The 2016 Summer Olympics: A Closer Look at the Impact for Mobility
Rio de Janeiro, Brazil, will soon be hosting the 2016 Summer Olympics. While the city prepares to meet the demands associated with receiving athletes and spectators from around the world, we have taken a closer look at the potential impact to assignees and companies in Rio de Janeiro during this time.
It is important to note that impacts noted below will affect only the city of Rio de Janeiro; at this stage, we expect other locations in Brazil will be minimally impacted.
- Olympics – August 5th to August 21st, 2016
- Paralympics – September 7th to September 18th, 2016
With an influx of visitors to the city, the demand for temporary accommodations will be abnormally high beginning in the weeks leading up to the Olympics. Our supplier partners have confirmed that there are already a very limited number of units available for bookings beginning mid-July through mid-September.

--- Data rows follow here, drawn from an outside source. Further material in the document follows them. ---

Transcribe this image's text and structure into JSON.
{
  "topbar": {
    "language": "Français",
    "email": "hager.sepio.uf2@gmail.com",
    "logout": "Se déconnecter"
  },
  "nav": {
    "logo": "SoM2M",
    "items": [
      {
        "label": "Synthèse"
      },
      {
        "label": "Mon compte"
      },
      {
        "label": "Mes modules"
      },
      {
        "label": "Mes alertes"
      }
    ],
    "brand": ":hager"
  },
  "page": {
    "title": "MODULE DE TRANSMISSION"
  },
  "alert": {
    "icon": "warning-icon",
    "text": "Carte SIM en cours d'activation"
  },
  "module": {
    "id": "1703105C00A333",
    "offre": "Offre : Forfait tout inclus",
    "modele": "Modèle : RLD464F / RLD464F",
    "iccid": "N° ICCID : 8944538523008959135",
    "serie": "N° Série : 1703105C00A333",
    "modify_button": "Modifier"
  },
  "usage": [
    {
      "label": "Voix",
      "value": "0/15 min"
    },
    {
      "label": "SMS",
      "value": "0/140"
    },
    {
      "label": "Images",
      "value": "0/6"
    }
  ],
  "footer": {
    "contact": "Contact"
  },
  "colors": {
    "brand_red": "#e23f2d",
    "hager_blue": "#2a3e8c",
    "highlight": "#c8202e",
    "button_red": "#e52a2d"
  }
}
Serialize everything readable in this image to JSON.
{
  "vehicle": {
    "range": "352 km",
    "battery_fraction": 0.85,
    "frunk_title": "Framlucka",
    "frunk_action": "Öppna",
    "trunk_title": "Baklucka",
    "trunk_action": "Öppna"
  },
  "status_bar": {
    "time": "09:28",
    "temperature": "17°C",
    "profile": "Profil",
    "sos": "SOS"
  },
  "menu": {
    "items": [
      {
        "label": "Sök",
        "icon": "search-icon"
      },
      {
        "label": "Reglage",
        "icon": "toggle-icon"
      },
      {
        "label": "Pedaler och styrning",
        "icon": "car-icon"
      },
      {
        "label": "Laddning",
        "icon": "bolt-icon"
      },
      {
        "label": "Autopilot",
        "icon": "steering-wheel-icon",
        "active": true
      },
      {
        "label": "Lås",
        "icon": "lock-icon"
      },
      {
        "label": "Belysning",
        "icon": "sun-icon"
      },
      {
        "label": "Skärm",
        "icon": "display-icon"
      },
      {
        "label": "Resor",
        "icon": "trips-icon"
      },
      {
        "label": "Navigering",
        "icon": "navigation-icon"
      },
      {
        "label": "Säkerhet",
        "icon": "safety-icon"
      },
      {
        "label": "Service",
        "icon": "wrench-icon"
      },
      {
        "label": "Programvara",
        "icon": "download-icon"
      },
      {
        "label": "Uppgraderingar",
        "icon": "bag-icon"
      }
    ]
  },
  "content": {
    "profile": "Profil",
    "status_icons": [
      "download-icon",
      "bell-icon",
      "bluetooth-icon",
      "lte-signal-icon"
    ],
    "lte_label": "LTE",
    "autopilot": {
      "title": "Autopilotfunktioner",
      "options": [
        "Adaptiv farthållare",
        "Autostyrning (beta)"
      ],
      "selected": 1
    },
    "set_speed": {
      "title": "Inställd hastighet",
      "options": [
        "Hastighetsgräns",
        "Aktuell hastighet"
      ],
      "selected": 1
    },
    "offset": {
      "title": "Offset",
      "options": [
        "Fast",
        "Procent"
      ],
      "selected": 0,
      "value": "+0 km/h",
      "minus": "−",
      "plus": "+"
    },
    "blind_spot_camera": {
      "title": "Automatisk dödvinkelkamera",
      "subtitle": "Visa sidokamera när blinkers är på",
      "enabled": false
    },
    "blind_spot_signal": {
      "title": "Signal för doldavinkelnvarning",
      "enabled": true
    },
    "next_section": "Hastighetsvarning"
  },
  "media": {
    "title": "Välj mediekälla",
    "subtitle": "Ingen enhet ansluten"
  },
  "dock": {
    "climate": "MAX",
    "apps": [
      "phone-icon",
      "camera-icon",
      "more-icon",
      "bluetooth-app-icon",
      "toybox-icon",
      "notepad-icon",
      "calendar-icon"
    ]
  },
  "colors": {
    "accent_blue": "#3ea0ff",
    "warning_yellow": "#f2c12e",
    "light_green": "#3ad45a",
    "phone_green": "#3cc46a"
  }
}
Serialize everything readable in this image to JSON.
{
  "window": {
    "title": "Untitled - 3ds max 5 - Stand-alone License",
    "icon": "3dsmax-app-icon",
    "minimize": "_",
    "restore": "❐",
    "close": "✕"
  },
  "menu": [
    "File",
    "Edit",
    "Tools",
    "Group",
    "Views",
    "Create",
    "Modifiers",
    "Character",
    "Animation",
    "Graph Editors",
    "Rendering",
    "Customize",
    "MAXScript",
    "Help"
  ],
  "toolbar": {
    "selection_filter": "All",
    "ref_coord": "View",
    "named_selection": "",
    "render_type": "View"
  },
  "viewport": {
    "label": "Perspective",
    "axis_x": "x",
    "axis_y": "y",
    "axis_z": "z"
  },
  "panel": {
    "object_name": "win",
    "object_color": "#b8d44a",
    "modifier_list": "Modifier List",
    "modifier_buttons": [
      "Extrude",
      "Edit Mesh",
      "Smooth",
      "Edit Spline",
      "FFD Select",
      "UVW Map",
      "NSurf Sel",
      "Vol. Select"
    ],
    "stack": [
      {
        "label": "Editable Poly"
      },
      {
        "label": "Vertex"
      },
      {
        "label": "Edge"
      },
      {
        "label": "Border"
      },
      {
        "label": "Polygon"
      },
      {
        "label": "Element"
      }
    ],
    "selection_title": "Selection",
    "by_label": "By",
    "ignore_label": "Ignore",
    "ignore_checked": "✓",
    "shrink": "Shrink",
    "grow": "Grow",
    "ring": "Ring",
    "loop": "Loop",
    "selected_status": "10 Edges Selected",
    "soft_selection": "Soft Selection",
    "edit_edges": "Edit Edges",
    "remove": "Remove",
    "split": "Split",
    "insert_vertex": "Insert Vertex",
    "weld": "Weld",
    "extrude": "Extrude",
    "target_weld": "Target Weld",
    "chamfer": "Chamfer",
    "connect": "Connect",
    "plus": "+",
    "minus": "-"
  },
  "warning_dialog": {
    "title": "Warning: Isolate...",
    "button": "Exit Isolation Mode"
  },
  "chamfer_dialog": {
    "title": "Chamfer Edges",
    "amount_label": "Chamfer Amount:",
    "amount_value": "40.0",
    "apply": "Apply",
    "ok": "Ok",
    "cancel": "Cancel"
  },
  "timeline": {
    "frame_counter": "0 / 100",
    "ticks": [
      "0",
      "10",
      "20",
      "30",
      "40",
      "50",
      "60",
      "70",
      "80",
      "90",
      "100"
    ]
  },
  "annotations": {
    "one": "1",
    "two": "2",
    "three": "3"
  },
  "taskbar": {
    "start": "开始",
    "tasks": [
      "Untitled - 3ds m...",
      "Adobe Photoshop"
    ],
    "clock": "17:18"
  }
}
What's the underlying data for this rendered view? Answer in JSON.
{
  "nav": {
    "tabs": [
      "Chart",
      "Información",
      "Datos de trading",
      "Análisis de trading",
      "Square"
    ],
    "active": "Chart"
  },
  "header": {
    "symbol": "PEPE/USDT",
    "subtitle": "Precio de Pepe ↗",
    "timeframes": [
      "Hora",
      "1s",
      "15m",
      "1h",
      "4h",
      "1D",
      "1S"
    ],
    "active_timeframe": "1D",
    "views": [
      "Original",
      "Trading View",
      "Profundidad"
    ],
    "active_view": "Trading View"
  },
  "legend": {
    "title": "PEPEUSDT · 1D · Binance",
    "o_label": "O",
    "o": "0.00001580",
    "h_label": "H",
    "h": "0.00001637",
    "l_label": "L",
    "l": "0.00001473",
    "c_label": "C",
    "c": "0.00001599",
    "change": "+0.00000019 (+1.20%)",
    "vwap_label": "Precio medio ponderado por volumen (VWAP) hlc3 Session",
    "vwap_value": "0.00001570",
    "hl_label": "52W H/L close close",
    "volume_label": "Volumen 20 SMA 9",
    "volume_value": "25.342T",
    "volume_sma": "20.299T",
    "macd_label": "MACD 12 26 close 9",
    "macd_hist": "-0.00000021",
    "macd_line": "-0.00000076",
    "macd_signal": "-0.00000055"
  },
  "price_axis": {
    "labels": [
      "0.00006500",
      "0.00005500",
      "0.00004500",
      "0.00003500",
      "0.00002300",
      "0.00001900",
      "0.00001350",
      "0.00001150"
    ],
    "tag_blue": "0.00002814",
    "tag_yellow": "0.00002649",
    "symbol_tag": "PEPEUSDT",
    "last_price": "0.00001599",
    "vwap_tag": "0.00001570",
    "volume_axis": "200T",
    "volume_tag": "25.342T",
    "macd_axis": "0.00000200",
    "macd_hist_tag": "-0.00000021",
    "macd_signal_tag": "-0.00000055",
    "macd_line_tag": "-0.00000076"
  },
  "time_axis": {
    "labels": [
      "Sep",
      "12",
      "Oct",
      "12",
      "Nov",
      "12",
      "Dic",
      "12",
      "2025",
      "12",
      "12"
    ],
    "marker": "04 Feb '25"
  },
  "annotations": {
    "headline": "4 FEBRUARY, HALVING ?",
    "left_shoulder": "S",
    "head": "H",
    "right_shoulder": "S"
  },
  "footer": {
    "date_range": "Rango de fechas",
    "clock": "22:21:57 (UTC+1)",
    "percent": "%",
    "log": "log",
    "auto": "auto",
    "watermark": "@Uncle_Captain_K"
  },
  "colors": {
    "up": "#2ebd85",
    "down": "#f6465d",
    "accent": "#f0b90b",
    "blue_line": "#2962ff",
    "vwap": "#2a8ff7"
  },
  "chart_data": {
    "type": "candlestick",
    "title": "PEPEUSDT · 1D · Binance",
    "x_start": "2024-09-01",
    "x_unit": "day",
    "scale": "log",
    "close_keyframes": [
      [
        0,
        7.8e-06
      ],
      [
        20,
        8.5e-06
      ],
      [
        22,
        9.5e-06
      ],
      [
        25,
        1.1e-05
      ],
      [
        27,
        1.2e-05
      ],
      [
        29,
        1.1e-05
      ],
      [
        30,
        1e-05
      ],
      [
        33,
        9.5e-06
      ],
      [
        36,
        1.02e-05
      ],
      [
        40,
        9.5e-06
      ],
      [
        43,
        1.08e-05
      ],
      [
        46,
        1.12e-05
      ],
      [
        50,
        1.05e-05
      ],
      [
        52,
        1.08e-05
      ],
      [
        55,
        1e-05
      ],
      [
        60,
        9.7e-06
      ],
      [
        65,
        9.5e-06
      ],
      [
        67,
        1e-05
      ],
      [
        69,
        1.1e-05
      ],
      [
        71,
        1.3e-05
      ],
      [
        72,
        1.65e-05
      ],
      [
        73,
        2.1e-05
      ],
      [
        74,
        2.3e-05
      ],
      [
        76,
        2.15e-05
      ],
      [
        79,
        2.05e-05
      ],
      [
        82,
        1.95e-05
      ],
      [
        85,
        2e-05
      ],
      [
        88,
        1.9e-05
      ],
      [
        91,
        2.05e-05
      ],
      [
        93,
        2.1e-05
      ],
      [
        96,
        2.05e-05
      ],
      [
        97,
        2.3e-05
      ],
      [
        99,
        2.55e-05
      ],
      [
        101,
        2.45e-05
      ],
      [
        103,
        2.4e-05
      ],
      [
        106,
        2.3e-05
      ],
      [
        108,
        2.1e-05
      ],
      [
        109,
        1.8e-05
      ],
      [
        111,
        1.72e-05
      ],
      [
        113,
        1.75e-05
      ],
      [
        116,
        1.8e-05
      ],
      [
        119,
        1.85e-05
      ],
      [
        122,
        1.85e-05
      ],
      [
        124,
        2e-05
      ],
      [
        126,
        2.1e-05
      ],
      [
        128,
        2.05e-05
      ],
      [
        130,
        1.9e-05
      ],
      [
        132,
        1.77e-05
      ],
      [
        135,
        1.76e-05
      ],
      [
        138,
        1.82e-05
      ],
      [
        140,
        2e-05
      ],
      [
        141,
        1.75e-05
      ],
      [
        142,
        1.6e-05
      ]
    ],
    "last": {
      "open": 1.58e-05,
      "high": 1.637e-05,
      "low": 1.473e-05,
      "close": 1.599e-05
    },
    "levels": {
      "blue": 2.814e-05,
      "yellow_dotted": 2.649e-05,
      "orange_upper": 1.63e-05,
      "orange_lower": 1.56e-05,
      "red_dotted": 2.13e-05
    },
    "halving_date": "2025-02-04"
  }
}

As a result of this reduced availability, additional preparation time will be required to locate and secure available units during this timeframe. In addition, mobility leaders should be aware of shifts in local market practices regarding temporary accommodations. For example, cost and availability of units will be subject to change up to the time of booking confirmation. Standard cancellation and notice to vacate policies will not be valid and requests for extension will also be subject to availability, which we believe will be limited. A higher rental cost or different conditions than the original rental agreement terms may be requested if an extension is requested. Parking may also be an issue depending on the location of the temporary accommodations.
In order to have the greatest chance for success, mobility leaders will need to allow as much time as possible for supplier partners to try to secure accommodations. We recommend initiating only those assignments considered business critical during the Olympic Games as securing temporary accommodations can be costly and exceed standard budgets.
Brazil has published a new ordinance (Portaria #216) which provides visa-free tourist travel starting in June for nationals of Australia, Canada, Japan and the United States during this summer’s Olympic Games. There will be no changes in the processes for other nationalities.
This change only affects tourist travel and the same work permit and immigration policies in place today for assignees remain the same. There is only one type of visa directly related to the Olympics that will need to be analyzed by the Ministry of Labor, but considering that this visa has a short processing time (5 days), our immigration partners predict that we should not see considerable delays in other processes and that processing times will remain relatively stable. However, due to several local holidays that were declared in Rio for August, there could be some delays in local registrations completed by the Rio de Janeiro Federal Police that month.
Home Finding and Settling In
Mobility leaders should assess upcoming start dates for assignments and, if it all possible, avoid having assignees schedule Home Finding or Settling In trips during timeframe of the Olympics. Rio de Janeiro is currently under construction, and the neighborhood of Barra da Tijuca, where the Olympic Games will take place, and the City Center are expected to be congested with spectators and tourists. Daily commuters are currently experiencing high traffic fluctuations, which we anticipate will worsen as the Olympic Games approach.
In addition, our local Destination Services partners are already reporting the impact of the upcoming Olympics on the real estate market. Apartment costs are, on average, around 280% more expensive for the duration of August. Apartments without services are also being rented very quickly, and some companies are already having difficulty finding long stay furnished options for employees already in Brazil. Landlords who usually only rent for 30 months are now making their properties available for shorter stays during the Olympics.
To offset traffic concerns, the mayor of Rio de Janeiro decreed a partial holiday, not affecting commercial activities, on August 5th, 18th and 22nd
- August 5th – the beginning of the Olympic Games
- August 18th – a triathlon trial
- August 22nd – the day after the Olympics conclude is predicted to see millions of people converging on the international airport to return home
Reports indicate that the extension of the subway’s Linha 1 to Barra da Tijuca will be complete just before the games are set to begin, and the construction on the Ipanema, Leblon and Gavea stations are also expected to be concluded and fully functional by the time the games start. However, it is important to realize that the completion schedule may change. The government is actively monitoring the status but last minute changes could impact travel options and overall traffic flow in the city.
For any international assignment, a full health evaluation/physical examination by a medical professional is strongly recommended before the assignee and accompanying family members travel to Brazil. For mobility leaders sending assignees into Brazil, both during the timeframe of the Olympics and beyond, it is also critical to have the latest information regarding the Zika virus. Mobility leaders should advise assignees and their families traveling to Brazil where the Zika virus is circulating to familiarize themselves with the travel advice provided by the World Health Organization (WHO) and their countries’ health authorities and to consult their health care provider with any concerns before traveling.
The upcoming Olympic Games represent an exciting opportunity for Brazil as they usher in the world’s best athletes and worldwide attention later this summer. For mobility leaders planning or initiating upcoming moves to Rio de Janeiro, it will be important to take the impact of the upcoming Olympic Games into consideration in order to ensure the best chances for a successful relocation.